* _Data shown_:
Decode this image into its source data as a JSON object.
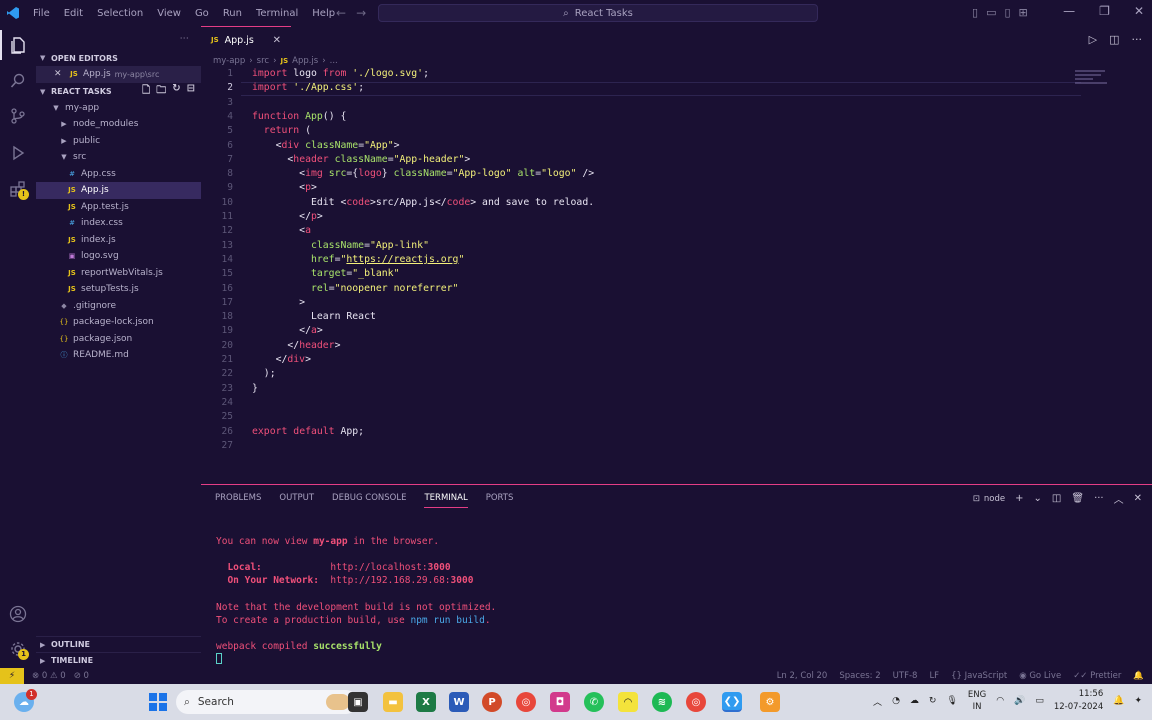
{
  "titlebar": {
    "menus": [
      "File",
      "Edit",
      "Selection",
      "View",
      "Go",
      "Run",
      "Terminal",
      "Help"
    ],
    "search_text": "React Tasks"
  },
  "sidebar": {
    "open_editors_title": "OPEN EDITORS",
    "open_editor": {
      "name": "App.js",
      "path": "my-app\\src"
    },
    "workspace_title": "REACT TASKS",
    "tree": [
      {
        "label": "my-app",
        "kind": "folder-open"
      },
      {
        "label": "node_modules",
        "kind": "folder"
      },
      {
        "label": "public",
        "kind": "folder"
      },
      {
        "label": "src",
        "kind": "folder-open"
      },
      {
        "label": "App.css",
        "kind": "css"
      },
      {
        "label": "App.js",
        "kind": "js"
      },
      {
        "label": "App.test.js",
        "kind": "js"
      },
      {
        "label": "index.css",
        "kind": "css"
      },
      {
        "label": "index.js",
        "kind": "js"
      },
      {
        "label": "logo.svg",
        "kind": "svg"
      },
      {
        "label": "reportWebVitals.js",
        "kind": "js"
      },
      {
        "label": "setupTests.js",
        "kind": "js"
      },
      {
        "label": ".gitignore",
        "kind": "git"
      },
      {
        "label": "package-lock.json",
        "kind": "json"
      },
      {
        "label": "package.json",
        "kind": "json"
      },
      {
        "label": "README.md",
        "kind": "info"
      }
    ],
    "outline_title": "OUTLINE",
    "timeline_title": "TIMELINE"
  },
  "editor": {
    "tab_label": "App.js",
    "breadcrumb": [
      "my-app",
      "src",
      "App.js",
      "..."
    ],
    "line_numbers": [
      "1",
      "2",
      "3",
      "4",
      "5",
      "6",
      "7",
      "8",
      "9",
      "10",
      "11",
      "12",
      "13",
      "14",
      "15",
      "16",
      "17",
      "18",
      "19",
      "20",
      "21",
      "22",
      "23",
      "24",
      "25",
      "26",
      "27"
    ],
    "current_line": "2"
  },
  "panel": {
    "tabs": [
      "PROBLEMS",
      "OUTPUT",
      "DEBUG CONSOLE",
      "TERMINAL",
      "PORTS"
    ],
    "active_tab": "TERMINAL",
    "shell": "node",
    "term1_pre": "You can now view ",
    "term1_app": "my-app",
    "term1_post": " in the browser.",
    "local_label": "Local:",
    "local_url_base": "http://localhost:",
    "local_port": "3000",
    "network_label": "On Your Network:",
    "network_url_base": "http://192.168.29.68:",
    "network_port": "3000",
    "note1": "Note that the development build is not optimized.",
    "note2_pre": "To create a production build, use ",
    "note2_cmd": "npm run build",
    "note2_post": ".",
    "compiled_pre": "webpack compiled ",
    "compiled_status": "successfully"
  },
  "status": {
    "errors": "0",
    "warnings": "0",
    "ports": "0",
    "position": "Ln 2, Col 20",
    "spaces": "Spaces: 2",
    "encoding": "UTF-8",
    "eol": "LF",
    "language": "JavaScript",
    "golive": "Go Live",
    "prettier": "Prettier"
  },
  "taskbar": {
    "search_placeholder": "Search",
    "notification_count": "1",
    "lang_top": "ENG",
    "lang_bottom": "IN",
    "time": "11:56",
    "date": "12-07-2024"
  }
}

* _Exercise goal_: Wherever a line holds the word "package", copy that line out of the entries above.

* _Your response_:
        "label": "package-lock.json",
        "label": "package.json",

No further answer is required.